### Your instructions
Which lines below include the string "RoMON"? Please show each one.
──────
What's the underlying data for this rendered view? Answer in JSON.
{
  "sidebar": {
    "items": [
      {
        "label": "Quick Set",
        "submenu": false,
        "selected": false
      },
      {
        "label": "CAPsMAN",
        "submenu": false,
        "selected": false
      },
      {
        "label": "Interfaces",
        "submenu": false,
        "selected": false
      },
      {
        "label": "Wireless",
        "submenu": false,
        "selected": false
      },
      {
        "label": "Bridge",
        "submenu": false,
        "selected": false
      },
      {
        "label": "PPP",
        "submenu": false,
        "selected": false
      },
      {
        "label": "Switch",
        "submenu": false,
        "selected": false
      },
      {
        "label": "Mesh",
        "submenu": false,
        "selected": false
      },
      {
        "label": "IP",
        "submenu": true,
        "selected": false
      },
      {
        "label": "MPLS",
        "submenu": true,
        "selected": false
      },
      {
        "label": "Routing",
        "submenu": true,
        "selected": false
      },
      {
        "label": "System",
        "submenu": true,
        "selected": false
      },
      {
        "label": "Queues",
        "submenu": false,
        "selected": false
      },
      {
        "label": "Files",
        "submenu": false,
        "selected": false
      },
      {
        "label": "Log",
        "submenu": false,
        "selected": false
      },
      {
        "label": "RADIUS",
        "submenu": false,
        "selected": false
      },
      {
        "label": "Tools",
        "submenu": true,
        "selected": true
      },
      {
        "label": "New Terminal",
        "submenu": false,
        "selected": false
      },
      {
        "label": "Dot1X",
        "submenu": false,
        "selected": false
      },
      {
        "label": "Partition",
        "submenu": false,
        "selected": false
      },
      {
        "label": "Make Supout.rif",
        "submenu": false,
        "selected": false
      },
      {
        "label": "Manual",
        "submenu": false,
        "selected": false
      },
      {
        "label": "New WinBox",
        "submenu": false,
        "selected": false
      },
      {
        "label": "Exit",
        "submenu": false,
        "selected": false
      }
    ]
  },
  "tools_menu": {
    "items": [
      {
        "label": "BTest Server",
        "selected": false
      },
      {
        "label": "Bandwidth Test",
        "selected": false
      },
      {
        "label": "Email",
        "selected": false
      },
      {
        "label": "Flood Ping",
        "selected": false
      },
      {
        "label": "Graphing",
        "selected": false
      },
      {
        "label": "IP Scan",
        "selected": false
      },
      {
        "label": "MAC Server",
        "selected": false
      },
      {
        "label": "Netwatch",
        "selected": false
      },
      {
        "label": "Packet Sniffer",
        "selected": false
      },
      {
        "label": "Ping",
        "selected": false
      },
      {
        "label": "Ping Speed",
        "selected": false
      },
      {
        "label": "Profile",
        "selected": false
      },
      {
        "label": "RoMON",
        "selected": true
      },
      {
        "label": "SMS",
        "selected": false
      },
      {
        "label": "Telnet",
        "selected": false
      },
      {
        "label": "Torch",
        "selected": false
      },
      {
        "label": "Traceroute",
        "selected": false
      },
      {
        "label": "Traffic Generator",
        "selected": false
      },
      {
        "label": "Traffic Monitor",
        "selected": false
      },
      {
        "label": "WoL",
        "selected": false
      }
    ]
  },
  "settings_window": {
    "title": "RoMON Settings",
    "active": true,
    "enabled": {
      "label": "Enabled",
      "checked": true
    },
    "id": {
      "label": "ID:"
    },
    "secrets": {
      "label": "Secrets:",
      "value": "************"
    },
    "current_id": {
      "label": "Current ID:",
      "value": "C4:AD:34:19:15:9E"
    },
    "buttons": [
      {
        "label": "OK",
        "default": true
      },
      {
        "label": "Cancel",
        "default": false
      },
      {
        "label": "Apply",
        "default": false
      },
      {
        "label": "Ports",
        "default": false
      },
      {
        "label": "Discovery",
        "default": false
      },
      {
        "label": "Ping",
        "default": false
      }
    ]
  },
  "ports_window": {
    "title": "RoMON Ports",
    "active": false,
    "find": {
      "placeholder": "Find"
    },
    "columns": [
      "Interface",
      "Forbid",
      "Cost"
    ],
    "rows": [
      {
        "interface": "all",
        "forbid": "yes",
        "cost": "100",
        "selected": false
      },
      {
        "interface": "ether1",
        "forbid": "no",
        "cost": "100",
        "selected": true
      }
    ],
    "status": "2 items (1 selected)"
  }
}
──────
### Reply
        "label": "RoMON",
    "title": "RoMON Settings",
    "title": "RoMON Ports",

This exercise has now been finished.